Ann Felton doesn't let lack of experience hold her back from trying something new. In fact, the nonprofit leader has added salmon fishing and rafting — two things she had never done until recently — to her list of hobbies.
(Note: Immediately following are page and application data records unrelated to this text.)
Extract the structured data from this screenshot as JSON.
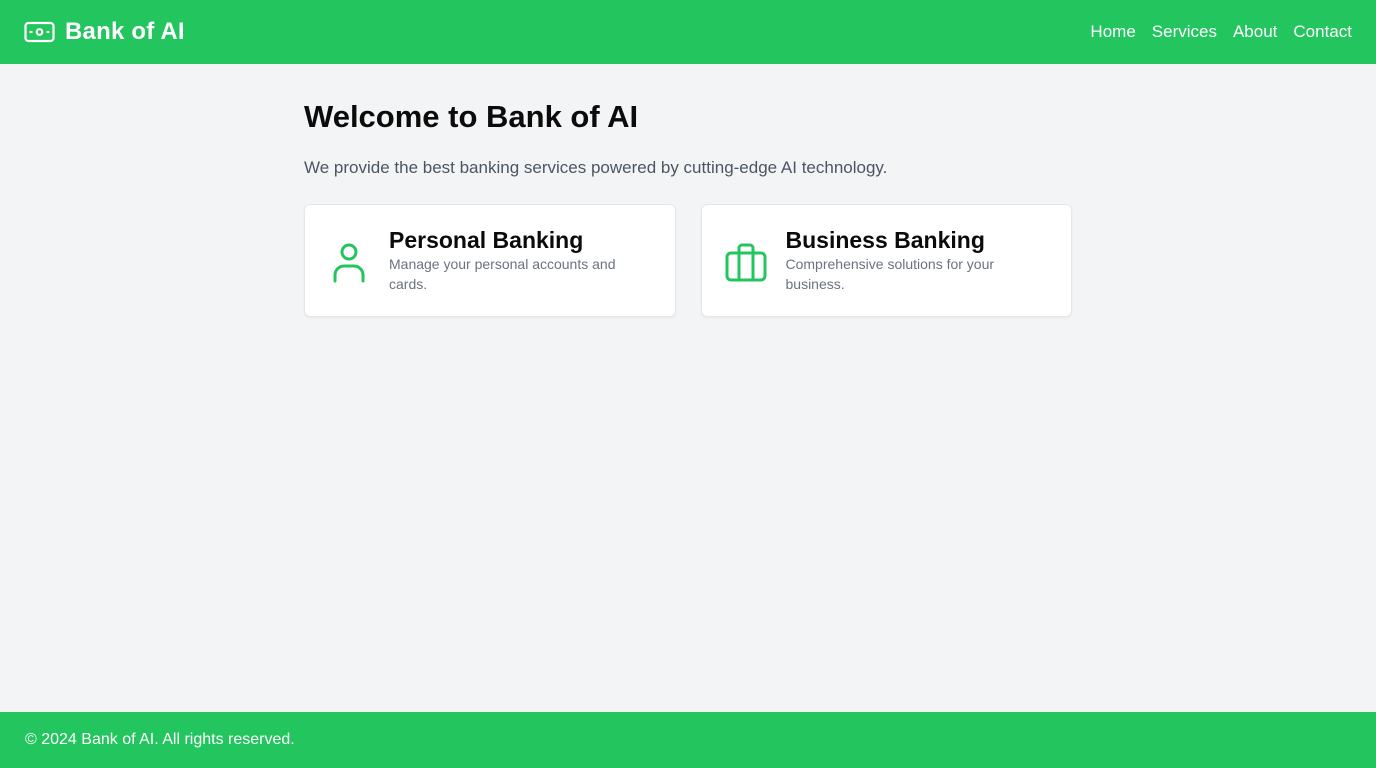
{
  "header": {
    "brand_name": "Bank of AI",
    "brand_icon": "banknote-icon",
    "nav": [
      {
        "label": "Home"
      },
      {
        "label": "Services"
      },
      {
        "label": "About"
      },
      {
        "label": "Contact"
      }
    ]
  },
  "main": {
    "title": "Welcome to Bank of AI",
    "intro": "We provide the best banking services powered by cutting-edge AI technology.",
    "cards": [
      {
        "icon": "user-icon",
        "title": "Personal Banking",
        "description": "Manage your personal accounts and cards."
      },
      {
        "icon": "briefcase-icon",
        "title": "Business Banking",
        "description": "Comprehensive solutions for your business."
      }
    ]
  },
  "footer": {
    "text": "© 2024 Bank of AI. All rights reserved."
  },
  "colors": {
    "brand_green": "#22c55e",
    "background": "#f3f4f6",
    "card_background": "#ffffff",
    "title_text": "#0b0b0b",
    "muted_text": "#6b7280"
  }
}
It's that no-fear attitude that landed Felton in her current position as chairman and chief executive officer of Central Oklahoma Habitat for Humanity. Building a home takes hammering, framing and other construction Felton knew nothing about, but she decided to join the board anyway in 1990. Felton said although her house building skills are still limited — "I know just enough to be dangerous out there” — she has no regrets about stepping into unknown territory 17 years ago. "This has been the hardest thing because I didn't really know much about construction,” Felton said. "But it's also been the most satisfying thing.” Felton recently sat down with The Oklahoman to discuss her journey in the nonprofit world. Q: What did you know about Central Oklahoma Habitat for Humanity when you first joined the organization? A: I didn't know anything about it. In 1990, a friend of mine recruited me to the board. At that time I really didn't think I had time. But he kept visiting me about it so I finally agreed to come on for a year and help with fundraising and finance. That was 17 years ago and I've been here ever since. Q: What made you stay with Habitat for 16 years longer than you originally planned? A: When I started meeting the families, I was just absolutely hooked on this program. It's such a wonderful ministry and it is a ministry, it really is. I have the opportunity to meet the homeowner and work side-by-side the homeowner, which is wonderful. Q: Why do you think more people are looking at nonprofits as a career choice? A: I feel that more people are interested in working in the nonprofit world because they see they can really make a difference. Compensation and benefits, too, have been rising to more competitive levels, giving more people options for meaningful nonprofit work. Q: How does a career in a nonprofit compare to one in a traditional business? A: The major difference between the two is really, I think, the bottom line. Typically, making a profit is among the highest priorities of a for-profit concern. There are, of course, a lot of for-profits with missions that are good for people. But, generally speaking, the ultimate goal of the nonprofit world is not to make a profit but to make life better in some way for people.